If a line in the data holds the string "JSON", list it.

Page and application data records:
*** Begin section ***
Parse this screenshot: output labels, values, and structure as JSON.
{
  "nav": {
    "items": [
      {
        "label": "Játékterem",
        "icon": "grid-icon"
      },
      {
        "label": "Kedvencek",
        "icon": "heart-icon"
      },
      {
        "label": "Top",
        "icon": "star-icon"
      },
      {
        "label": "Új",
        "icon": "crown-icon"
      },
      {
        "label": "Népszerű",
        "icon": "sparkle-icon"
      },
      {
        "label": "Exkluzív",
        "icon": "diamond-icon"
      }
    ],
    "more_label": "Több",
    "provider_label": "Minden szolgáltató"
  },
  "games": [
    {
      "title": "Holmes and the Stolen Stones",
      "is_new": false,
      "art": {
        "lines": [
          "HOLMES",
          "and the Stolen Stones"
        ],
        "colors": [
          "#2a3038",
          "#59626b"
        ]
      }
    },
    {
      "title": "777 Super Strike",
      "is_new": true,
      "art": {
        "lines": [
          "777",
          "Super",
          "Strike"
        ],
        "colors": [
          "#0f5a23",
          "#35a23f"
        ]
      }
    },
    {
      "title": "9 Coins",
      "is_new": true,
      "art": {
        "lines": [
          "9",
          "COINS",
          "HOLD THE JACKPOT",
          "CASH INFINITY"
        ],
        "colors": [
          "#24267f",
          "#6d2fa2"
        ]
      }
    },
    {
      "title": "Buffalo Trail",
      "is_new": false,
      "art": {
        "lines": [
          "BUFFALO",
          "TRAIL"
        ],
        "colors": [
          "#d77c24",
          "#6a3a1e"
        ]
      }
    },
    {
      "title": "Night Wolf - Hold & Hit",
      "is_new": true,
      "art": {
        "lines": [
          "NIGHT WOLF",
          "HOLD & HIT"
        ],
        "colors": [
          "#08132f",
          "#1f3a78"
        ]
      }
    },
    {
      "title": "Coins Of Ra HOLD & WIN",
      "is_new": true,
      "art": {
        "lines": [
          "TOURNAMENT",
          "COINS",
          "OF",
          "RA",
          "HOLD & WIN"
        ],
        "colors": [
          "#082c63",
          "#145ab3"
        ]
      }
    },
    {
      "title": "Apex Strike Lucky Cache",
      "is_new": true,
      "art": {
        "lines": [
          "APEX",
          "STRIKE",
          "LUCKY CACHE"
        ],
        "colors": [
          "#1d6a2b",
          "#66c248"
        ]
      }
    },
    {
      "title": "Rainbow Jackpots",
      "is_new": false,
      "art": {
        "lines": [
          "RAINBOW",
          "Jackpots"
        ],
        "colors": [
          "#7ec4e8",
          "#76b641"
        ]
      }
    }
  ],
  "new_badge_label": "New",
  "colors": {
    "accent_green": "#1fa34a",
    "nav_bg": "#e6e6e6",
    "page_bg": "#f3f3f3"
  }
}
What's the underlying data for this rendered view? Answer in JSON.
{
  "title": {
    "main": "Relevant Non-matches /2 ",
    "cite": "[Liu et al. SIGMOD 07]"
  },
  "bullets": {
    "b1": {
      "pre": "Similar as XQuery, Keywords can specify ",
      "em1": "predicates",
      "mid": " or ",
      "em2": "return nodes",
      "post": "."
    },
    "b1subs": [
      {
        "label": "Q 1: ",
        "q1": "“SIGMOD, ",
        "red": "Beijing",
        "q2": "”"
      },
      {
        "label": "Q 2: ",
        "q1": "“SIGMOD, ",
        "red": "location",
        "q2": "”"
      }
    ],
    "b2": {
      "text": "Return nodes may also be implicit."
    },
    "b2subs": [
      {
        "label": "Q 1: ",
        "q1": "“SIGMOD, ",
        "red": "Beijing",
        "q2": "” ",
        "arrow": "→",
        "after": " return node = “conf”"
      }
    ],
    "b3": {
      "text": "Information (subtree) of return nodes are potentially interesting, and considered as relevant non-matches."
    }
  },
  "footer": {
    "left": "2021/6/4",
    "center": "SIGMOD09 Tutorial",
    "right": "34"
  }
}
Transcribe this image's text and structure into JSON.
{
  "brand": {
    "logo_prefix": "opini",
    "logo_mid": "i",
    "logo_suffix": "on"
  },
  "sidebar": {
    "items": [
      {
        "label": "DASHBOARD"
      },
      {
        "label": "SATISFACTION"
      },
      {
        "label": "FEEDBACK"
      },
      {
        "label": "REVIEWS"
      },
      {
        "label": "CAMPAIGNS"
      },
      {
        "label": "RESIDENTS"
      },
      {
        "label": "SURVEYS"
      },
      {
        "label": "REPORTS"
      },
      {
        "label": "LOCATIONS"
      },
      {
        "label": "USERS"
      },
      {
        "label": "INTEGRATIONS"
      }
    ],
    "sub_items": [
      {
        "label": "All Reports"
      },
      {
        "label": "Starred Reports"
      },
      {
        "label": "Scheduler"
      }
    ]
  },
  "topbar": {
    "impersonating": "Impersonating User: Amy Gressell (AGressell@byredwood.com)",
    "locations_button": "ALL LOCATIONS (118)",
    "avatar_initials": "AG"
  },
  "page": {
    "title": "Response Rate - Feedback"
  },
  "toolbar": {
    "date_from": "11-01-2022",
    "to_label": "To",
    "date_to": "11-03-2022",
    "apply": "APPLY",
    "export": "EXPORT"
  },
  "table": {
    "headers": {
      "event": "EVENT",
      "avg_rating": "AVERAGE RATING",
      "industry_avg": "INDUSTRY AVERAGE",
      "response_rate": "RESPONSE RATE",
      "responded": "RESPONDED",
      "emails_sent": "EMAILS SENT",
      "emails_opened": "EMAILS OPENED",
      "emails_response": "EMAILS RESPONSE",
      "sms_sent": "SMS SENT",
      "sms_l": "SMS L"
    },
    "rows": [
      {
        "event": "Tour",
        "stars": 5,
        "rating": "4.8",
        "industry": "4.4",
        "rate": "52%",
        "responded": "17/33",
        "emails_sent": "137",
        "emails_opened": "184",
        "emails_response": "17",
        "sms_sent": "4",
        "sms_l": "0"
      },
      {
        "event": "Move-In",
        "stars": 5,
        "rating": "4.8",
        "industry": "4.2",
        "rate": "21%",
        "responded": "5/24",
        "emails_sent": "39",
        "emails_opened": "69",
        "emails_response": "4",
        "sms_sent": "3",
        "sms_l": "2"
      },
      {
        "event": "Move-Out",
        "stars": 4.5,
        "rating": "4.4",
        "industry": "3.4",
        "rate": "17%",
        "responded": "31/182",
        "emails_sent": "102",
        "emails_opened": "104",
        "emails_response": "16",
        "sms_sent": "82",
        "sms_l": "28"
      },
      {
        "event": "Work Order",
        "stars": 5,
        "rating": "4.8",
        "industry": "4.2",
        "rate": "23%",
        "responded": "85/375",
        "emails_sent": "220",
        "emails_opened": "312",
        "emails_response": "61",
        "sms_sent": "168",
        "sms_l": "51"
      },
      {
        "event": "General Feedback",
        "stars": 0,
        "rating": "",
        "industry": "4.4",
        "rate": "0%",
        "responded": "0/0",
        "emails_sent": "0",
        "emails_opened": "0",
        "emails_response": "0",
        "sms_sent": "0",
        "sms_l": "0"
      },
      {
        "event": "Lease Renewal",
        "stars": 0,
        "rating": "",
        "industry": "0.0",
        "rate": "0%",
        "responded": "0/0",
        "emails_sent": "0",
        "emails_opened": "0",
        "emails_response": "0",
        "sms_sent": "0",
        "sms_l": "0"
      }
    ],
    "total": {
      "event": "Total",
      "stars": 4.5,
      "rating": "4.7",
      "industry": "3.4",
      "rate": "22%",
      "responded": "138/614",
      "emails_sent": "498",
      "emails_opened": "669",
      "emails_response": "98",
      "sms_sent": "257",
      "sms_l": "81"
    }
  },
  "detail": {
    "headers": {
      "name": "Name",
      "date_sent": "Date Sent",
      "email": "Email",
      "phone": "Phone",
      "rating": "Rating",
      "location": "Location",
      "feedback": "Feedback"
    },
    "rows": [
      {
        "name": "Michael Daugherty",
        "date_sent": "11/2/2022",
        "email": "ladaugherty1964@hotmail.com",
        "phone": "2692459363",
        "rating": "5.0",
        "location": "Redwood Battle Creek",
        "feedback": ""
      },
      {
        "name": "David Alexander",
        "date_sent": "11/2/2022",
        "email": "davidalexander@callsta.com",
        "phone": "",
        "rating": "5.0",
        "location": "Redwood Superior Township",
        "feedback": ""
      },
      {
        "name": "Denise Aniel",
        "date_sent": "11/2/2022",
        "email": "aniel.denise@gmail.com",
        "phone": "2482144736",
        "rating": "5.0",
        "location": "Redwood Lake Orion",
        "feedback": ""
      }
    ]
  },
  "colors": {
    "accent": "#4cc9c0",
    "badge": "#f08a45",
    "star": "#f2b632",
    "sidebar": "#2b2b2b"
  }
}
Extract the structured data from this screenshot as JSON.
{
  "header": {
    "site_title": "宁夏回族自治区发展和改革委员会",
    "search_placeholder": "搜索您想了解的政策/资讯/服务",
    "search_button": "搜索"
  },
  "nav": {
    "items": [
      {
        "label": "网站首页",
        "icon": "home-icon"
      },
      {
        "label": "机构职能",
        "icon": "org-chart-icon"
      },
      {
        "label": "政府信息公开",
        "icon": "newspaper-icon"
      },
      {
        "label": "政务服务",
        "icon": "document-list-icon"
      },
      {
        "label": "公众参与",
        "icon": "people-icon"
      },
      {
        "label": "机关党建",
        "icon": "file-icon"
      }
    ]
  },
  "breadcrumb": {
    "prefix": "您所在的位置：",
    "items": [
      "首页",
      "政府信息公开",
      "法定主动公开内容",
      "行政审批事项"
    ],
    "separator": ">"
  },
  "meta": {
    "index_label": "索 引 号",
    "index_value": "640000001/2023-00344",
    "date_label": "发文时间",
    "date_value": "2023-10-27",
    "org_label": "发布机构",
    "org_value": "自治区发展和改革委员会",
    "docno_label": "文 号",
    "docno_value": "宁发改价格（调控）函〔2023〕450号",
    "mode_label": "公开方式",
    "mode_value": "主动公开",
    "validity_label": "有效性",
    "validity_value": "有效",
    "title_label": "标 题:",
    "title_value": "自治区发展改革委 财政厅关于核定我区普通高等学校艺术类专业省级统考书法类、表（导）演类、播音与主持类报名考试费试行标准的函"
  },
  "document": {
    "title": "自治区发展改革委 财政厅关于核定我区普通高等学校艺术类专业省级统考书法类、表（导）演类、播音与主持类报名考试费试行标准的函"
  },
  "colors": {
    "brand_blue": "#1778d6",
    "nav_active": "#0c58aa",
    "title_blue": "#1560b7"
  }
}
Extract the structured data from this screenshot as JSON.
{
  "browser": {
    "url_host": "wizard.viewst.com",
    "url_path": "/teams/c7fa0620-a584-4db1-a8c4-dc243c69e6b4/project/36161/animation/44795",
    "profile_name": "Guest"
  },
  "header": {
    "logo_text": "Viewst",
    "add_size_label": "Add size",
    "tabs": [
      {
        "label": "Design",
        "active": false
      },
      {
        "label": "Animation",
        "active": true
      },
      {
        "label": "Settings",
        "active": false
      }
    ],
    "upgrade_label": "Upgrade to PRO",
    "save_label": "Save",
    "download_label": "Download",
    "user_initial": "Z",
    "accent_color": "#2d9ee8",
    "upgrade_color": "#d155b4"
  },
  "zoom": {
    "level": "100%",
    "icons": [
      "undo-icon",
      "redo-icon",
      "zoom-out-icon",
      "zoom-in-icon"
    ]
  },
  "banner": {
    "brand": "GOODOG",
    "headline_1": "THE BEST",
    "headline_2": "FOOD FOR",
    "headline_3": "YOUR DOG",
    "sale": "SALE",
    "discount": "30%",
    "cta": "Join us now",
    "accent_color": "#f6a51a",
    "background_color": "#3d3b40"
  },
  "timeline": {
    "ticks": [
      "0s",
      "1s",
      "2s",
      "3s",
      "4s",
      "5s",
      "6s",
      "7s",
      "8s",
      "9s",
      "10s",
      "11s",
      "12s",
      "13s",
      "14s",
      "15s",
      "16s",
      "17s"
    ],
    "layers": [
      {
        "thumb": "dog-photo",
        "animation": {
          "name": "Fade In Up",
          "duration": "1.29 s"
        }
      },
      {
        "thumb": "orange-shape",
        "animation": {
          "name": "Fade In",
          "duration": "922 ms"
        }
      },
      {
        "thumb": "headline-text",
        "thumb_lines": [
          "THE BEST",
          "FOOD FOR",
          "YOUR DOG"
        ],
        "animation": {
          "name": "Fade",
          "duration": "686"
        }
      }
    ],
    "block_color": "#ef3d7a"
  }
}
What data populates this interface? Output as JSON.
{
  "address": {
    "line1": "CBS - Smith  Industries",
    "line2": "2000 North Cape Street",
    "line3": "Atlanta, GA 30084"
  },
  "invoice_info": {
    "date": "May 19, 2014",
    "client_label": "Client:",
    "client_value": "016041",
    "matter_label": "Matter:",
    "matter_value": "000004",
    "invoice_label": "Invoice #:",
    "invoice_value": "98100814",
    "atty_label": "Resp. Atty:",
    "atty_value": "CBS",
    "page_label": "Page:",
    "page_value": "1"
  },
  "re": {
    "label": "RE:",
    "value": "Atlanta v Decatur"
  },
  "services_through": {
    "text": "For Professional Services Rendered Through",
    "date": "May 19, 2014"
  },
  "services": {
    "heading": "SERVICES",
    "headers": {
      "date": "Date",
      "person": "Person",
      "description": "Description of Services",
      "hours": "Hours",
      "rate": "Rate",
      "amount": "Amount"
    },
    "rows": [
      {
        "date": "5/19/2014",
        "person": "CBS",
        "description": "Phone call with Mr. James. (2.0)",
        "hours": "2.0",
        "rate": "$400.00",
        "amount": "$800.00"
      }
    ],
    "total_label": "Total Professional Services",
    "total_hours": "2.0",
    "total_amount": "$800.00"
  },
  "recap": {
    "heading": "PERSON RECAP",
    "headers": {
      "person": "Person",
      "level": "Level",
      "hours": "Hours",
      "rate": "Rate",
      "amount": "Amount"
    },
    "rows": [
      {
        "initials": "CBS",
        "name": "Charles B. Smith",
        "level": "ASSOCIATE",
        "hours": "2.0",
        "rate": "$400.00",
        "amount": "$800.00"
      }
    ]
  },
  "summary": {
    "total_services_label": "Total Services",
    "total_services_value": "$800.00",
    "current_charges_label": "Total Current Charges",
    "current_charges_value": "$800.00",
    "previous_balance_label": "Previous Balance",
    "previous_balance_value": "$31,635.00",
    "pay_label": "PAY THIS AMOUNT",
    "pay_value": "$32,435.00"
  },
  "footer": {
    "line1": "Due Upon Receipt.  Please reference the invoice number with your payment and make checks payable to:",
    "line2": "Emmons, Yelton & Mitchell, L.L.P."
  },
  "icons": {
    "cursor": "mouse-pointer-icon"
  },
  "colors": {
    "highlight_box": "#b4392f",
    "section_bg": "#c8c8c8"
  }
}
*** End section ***
Exercise answer:
Parse this screenshot: output labels, values, and structure as JSON.
What's the underlying data for this rendered view? Answer in JSON.
Transcribe this image's text and structure into JSON.
Extract the structured data from this screenshot as JSON.
Extract the structured data from this screenshot as JSON.
What data populates this interface? Output as JSON.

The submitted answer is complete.